- Title of the design
- Brief description of the nature and intended use of the article
- Patent drawings or photographs
- Figure description
- Cross-reference to related applications
- Executed oath or declaration
Design Patent Drawings
The drawing of the design patent conforms to the same rules as other drawings:
- No reference characters allowed
- Drawing(s) should depict the appearance since the drawing defines the scope of patent protection
Each application can only submit one claim. It must follow a set form that refers to the drawing(s).
Patent Examiner Reviews Design Patent Application
After filing the patent application, the examination of the design occurs. A patent examiner reviews the patent application. They will:
- Check for compliance with formalities and guidelines
- Ensure the submitted drawings are complete
- Conduct a thorough comparison of your design with prior art
At this point, the USPTO either grants or denies the design patent.
Design Patent Notice of Allowance
If you are entitled to a design patent, then you will receive a notice of allowance. This goes to the applicant or the applicant's attorney or agent. At that time, you must pay a design issue fee which ranges from $148 to $740, depending on your business size.
Design Patent Fees
The fees for design patent applications are dependent on the size of your business. The following prices are a range:
- Basic filing fee - $44 to $220
- Examination fee - $128 to $640
- Patent search fee - $32 to $160
- Provisional patent application filing fee - $60 to $300

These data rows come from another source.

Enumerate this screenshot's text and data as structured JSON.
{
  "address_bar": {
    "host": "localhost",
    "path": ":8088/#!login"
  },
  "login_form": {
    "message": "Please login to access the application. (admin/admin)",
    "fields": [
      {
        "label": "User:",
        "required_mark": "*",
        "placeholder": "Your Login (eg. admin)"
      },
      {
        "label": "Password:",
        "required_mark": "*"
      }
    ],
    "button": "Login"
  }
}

If you are a small business or startup, the fees are reduced for companies that identify as micro or small entities. A small entity receives about a 60% discount on most patent-related fees, while micro entities receive about an 80% discount on patent-related fees. It is essential to check the USPTO website for the most updated fee schedule and requirements.

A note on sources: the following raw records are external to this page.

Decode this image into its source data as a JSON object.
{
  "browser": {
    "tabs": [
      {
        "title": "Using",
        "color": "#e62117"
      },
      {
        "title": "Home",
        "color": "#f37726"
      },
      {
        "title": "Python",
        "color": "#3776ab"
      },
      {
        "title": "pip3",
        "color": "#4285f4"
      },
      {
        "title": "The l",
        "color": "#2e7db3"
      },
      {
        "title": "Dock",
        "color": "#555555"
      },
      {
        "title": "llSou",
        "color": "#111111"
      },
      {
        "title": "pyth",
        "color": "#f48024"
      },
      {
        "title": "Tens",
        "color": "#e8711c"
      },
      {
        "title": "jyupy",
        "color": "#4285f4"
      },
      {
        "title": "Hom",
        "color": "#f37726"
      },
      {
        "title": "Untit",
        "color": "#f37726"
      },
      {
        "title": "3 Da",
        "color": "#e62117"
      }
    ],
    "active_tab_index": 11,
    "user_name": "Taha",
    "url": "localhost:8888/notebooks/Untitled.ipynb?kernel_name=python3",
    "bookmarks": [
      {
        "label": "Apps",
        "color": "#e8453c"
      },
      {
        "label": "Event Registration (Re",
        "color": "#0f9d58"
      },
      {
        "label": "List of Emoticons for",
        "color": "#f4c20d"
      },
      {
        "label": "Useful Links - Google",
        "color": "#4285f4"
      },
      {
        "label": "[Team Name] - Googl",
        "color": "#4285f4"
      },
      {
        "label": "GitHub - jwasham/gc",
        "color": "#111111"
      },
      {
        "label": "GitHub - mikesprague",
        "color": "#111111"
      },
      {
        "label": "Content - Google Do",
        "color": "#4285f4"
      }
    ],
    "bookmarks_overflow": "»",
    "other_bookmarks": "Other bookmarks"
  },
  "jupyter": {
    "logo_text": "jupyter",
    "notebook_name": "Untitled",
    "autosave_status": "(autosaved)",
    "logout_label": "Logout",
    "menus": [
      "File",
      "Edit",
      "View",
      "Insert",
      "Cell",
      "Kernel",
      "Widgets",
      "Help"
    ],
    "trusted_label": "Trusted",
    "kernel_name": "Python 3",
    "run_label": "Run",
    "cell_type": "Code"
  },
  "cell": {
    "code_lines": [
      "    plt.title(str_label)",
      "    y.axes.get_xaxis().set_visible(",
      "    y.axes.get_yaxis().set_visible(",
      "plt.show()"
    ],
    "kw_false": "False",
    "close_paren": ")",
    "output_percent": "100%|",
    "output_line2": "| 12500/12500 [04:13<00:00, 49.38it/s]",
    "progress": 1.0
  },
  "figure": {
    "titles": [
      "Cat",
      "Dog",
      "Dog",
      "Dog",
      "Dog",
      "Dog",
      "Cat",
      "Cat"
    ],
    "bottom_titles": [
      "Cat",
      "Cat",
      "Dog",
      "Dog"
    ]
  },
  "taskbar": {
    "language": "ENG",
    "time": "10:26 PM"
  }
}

Maintenance fees for utility and plant patents are due at 3.5 years, 7.5 years, and 11.5 years after the patent issuance. Design patent holders do not need to pay maintenance fees.
Common Mistakes With Design Patents

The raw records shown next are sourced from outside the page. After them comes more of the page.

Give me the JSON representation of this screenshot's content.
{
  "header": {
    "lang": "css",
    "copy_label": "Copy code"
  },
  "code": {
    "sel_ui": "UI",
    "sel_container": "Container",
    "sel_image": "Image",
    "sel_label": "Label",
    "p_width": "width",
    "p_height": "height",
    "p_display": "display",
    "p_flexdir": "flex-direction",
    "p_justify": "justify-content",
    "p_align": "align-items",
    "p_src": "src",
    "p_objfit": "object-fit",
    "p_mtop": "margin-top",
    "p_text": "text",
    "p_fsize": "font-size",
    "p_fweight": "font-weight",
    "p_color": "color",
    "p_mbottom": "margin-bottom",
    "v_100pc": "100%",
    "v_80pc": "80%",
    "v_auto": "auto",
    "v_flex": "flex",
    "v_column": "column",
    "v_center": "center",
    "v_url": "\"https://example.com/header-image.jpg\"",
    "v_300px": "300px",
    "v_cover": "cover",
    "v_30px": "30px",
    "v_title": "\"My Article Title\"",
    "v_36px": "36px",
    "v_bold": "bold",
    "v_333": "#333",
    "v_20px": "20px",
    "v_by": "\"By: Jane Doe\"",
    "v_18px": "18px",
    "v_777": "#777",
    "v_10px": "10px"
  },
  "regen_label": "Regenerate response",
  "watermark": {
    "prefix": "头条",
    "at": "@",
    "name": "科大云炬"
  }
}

There are many common mistakes that small business owners can make when trying to obtain a design patent. Here are some of the most common mistakes to avoid:
- Not completing a prior art search: It is essential to ensure your design is novel and non-obvious. There cannot be a patent for a similar design.
- Inadequate figure descriptions: It is important to provide clear and concise descriptions to go with the drawings you submit. The drawings should aid the patent examiner's understanding of what you want to protect.
- Late filing date: Postponing your application process can result in the loss of patent protection.
- Choosing the wrong classification: Selecting the incorrect classification may result in an incomplete or inaccurate representation of your design.
The Difference Between Design and Utility Patents
In general terms, a design patent protects how an article looks. A utility patent protects the use of an article and how it works.
If the invention requires it, you can get both a design and a utility patent. Utility and design patents afford legally separate protection, but the utility and ornamentality of an article are not easily separable. Articles of manufacture may possess both functional and ornamental characteristics.
Design Patent Infringement
When you hold a design patent, you can sue others who steal your design without compensating you. This is patent infringement.
Getting Legal Advice About Your Design Patent
Patents are a very complicated area of law. It's wise to have a skilled patent attorney who focuses on patents and is familiar with the U.S. Patent and Trademark Office procedures to assist you.
Whether you are in the filing stage or hoping to appeal a decision, an attorney can help you understand complicated terminology, file applications, and interpret the law. To learn more about intellectual property protection, visit the Intellectual Property section.
You Don’t Have To Solve This on Your Own – Get a Lawyer’s Help
Meeting with a lawyer can help you understand your options and how to best protect your rights. Visit our attorney directory to find a lawyer near you who can help.
Contact a qualified business attorney to help you identify how to best protect your business' intellectual property.